From 12 March, 4 people from 2 households can meet outdoors for informal sport, recreation or socialising. Children under 12 do not count towards households or numbers when meeting outside. Children can meet outdoors for socialising and exercise including play-based activities. From this date young people aged 12-17 can meet in groups of up to 4, from 4 different households for informal sport, recreation or socialising. This can take place in your local authority area (or up to 5 miles from the boundary of your local authority area). You should travel no further than you need to reach to a safe, non-crowded place to exercise.
This rule doesn’t apply if the reason you’re meeting up is to provide care or assistance to a vulnerable person. So a carer and the person they care for can meet with another person from another household outdoors for sport, exercise or social interaction. You can read the Scottish Government’s advice for unpaid carers here.
Some people can form an extended household with another family or person who they don’t live with. Our guide to extended households explains more.
Up to 6 people from two households can meet up outdoors. Children under 12 don’t count towards the 6 people, or the number of households when outdoors. The rules are slightly different for those aged 12-17. They can meet up together outside in groups of up to 6 children from up to 6 households. However, if anyone in the group is younger than 12 or older than 17, they must stick to the rule of 6 people from 2 households.
Adults should try to limit the number of other households they see each day. The fewer people we meet, the less chance we have of passing the virus to lots of different households. So try to limit contact to the friends and family you really want to see!

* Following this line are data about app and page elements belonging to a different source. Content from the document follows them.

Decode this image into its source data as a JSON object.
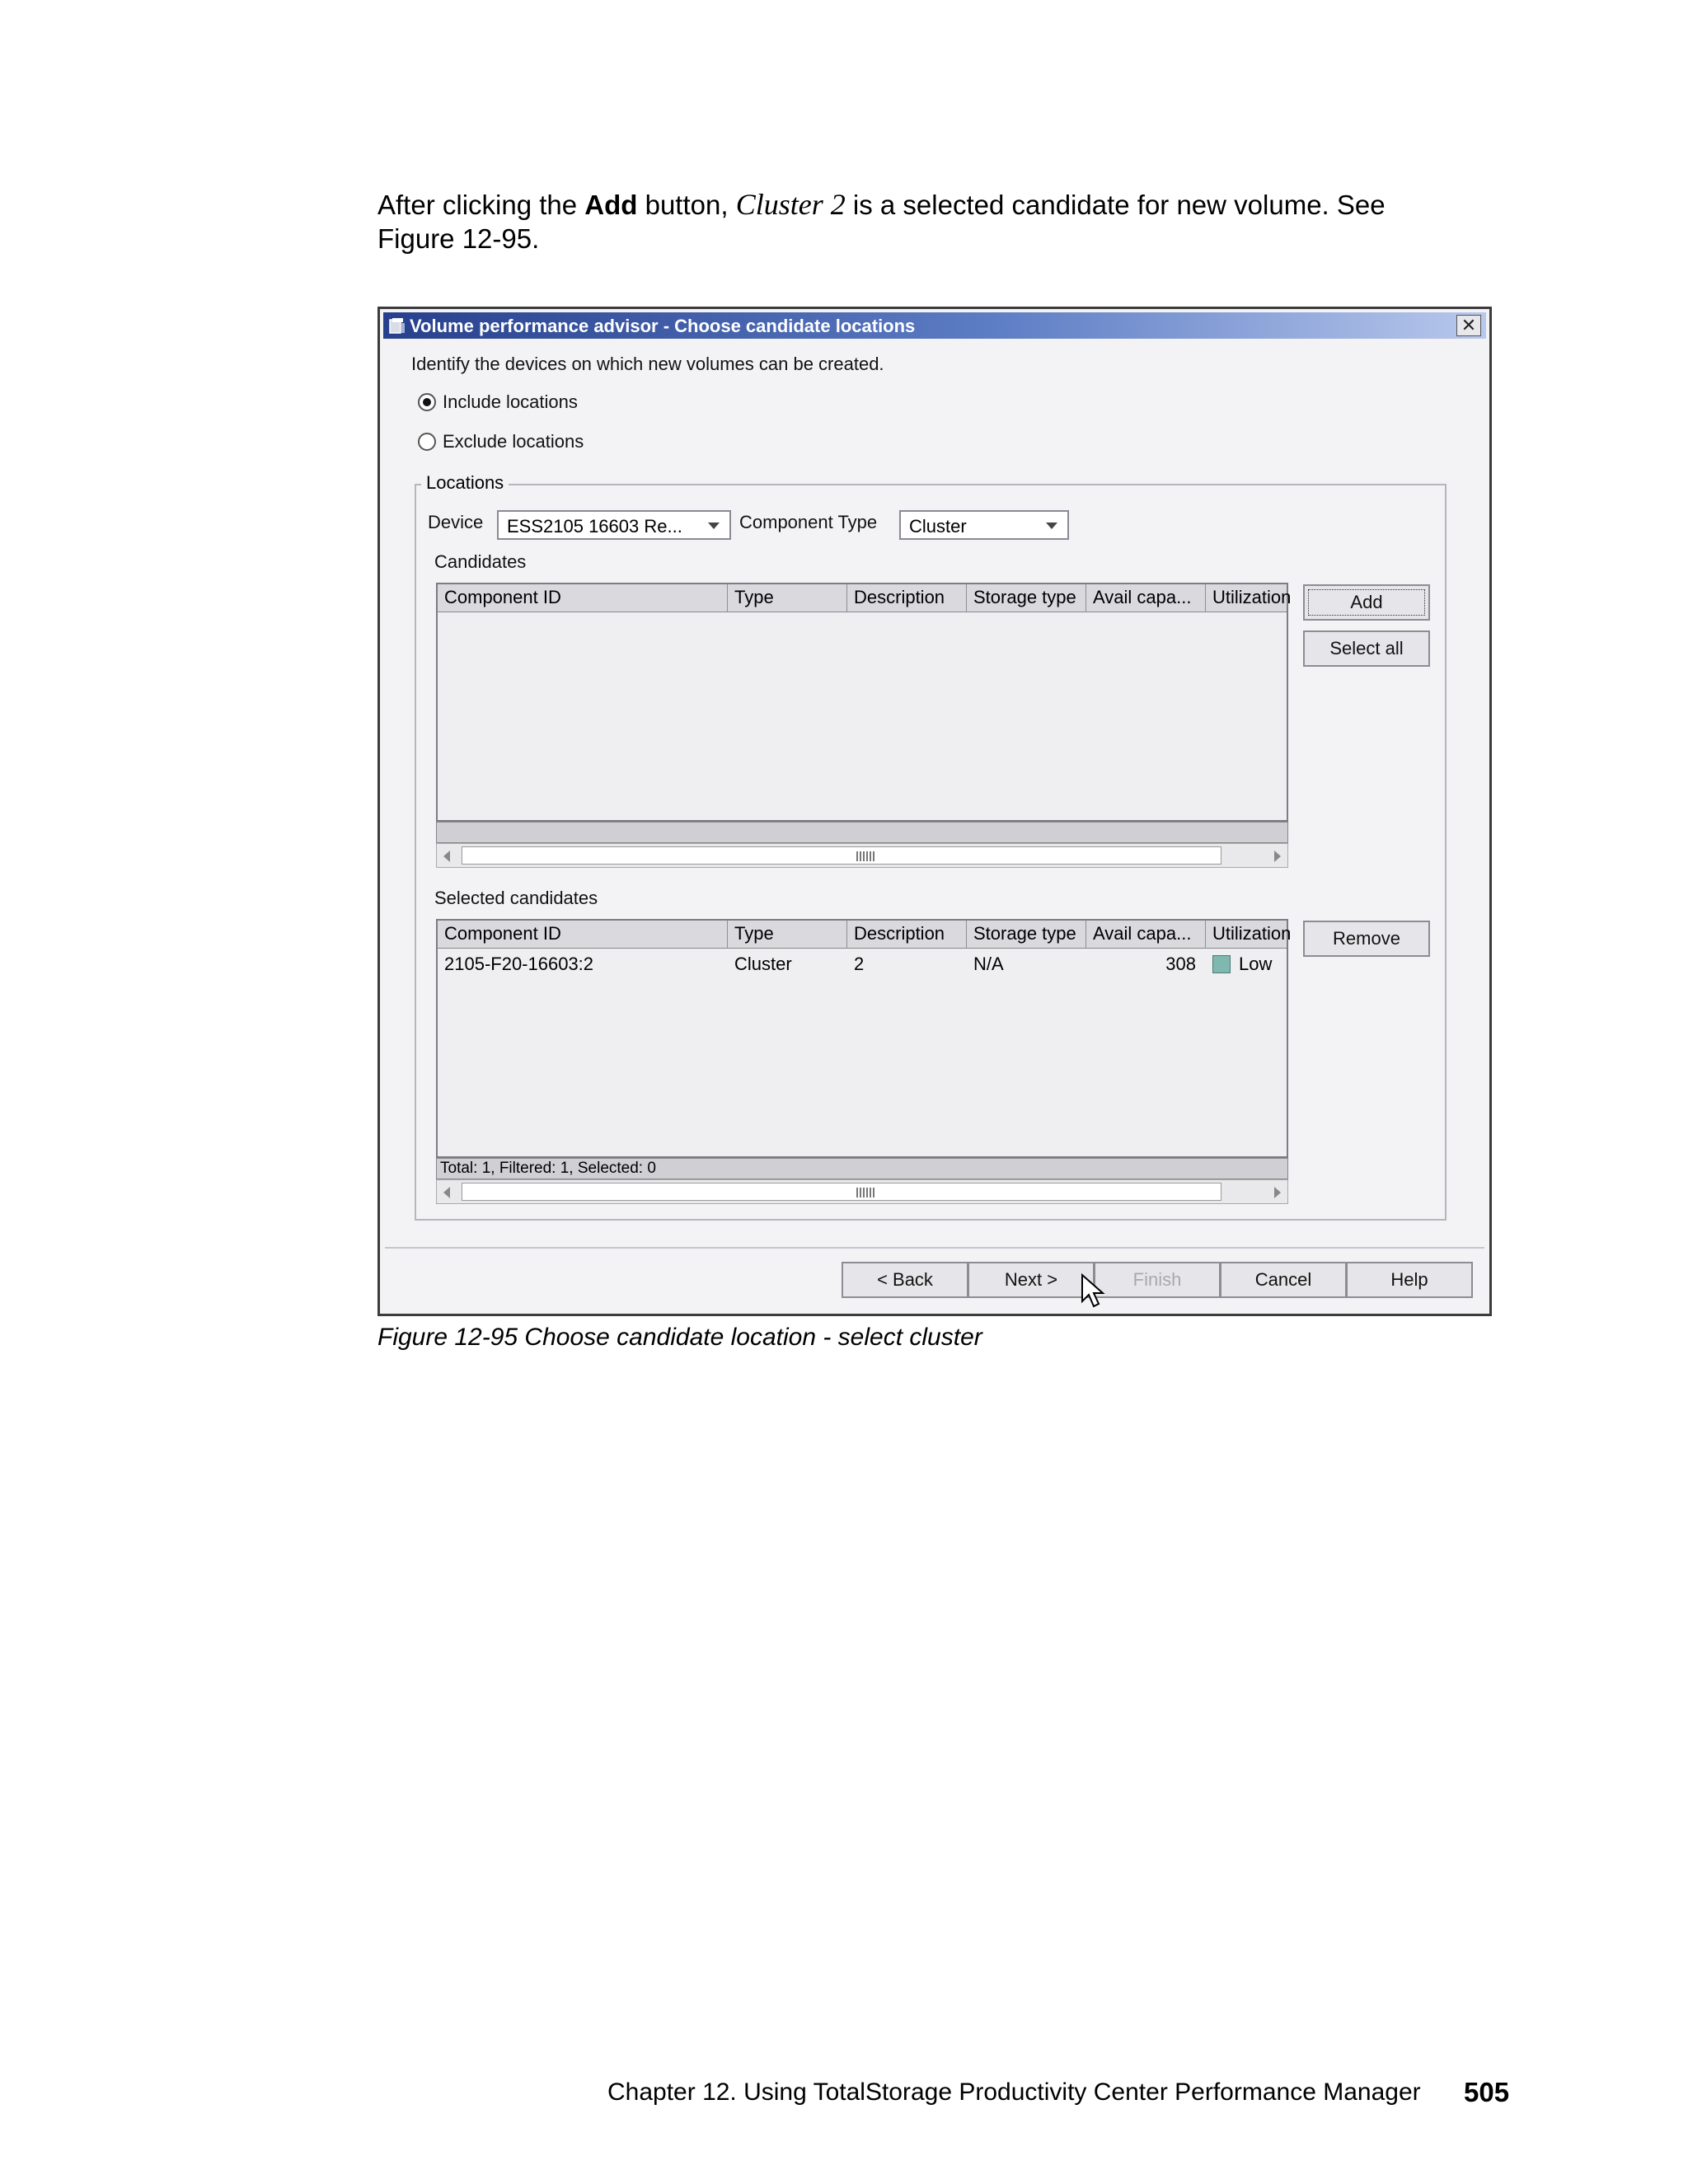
{
  "intro": {
    "part1": "After clicking the ",
    "bold": "Add",
    "part2": " button, ",
    "italic": "Cluster 2",
    "part3": " is a selected candidate for new volume. See Figure 12-95."
  },
  "dialog": {
    "title": "Volume performance advisor - Choose candidate locations",
    "close_glyph": "✕",
    "instruction": "Identify the devices on which new volumes can be created.",
    "radio_include": "Include locations",
    "radio_exclude": "Exclude locations",
    "include_selected": true,
    "locations_legend": "Locations",
    "device_label": "Device",
    "device_value": "ESS2105 16603 Re...",
    "component_type_label": "Component Type",
    "component_type_value": "Cluster",
    "candidates_label": "Candidates",
    "columns": [
      "Component ID",
      "Type",
      "Description",
      "Storage type",
      "Avail capa...",
      "Utilization"
    ],
    "candidates_rows": [],
    "add_button": "Add",
    "select_all_button": "Select all",
    "selected_label": "Selected candidates",
    "selected_rows": [
      {
        "component_id": "2105-F20-16603:2",
        "type": "Cluster",
        "description": "2",
        "storage_type": "N/A",
        "avail_capacity": "308",
        "utilization": "Low"
      }
    ],
    "remove_button": "Remove",
    "selected_status": "Total: 1, Filtered: 1, Selected: 0",
    "footer_buttons": {
      "back": "< Back",
      "next": "Next >",
      "finish": "Finish",
      "cancel": "Cancel",
      "help": "Help"
    }
  },
  "caption": "Figure 12-95   Choose candidate location - select cluster",
  "footer": {
    "chapter": "Chapter 12. Using TotalStorage Productivity Center Performance Manager",
    "page": "505"
  },
  "colors": {
    "titlebar_start": "#27408d",
    "titlebar_end": "#b8c8ec",
    "utilization_low": "#7fb8ae"
  },
  "icons": [
    "volume-advisor-app-icon",
    "close-icon",
    "dropdown-arrow-icon",
    "scroll-left-icon",
    "scroll-right-icon",
    "mouse-pointer-icon"
  ]
}
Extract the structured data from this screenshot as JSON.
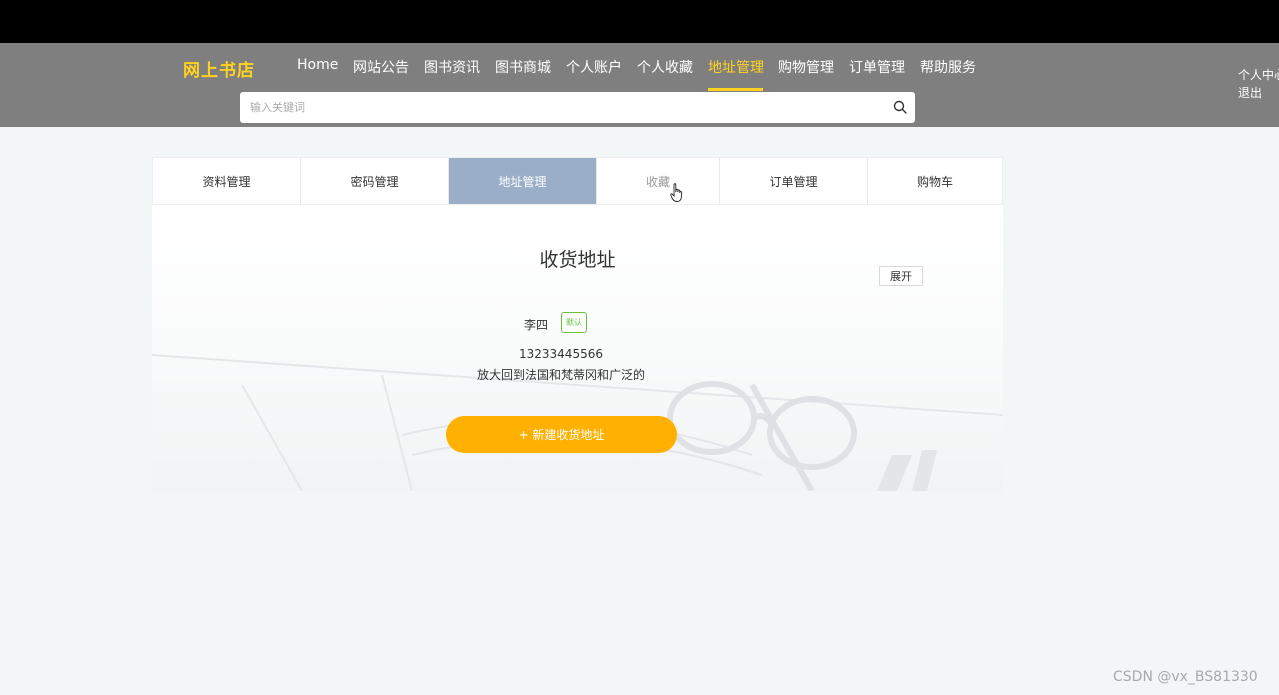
{
  "site": {
    "logo": "网上书店"
  },
  "nav": {
    "items": [
      {
        "label": "Home",
        "active": false
      },
      {
        "label": "网站公告",
        "active": false
      },
      {
        "label": "图书资讯",
        "active": false
      },
      {
        "label": "图书商城",
        "active": false
      },
      {
        "label": "个人账户",
        "active": false
      },
      {
        "label": "个人收藏",
        "active": false
      },
      {
        "label": "地址管理",
        "active": true
      },
      {
        "label": "购物管理",
        "active": false
      },
      {
        "label": "订单管理",
        "active": false
      },
      {
        "label": "帮助服务",
        "active": false
      }
    ],
    "user_center": "个人中心",
    "logout": "退出"
  },
  "search": {
    "placeholder": "输入关键词",
    "value": "",
    "icon": "search-icon"
  },
  "tabs": [
    {
      "label": "资料管理",
      "state": "normal"
    },
    {
      "label": "密码管理",
      "state": "normal"
    },
    {
      "label": "地址管理",
      "state": "active"
    },
    {
      "label": "收藏",
      "state": "hover"
    },
    {
      "label": "订单管理",
      "state": "normal"
    },
    {
      "label": "购物车",
      "state": "normal"
    }
  ],
  "address": {
    "title": "收货地址",
    "expand_label": "展开",
    "entry": {
      "name": "李四",
      "badge": "默认",
      "phone": "13233445566",
      "address": "放大回到法国和梵蒂冈和广泛的"
    },
    "new_button": "+ 新建收货地址"
  },
  "watermark": "CSDN @vx_BS81330",
  "colors": {
    "header_bg": "#7f7f7f",
    "brand_yellow": "#ffd21e",
    "active_tab_bg": "#9aaec8",
    "button_orange": "#ffb000",
    "badge_green": "#67c23a"
  }
}
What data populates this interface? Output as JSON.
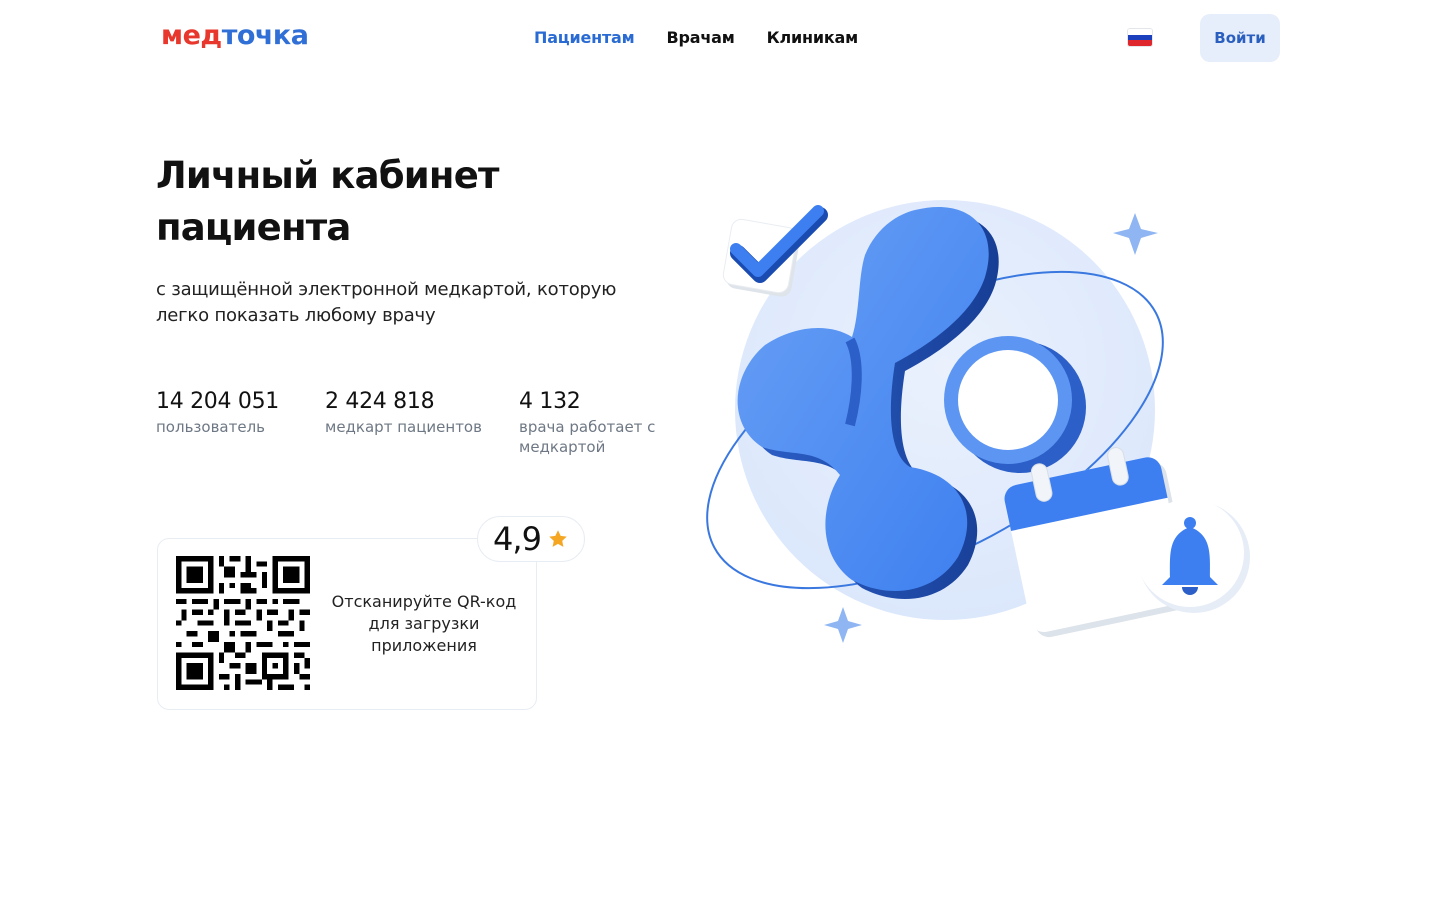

Some people will be able to form an extended household with another family or person who they don’t live with. Our guide to extended households explains more.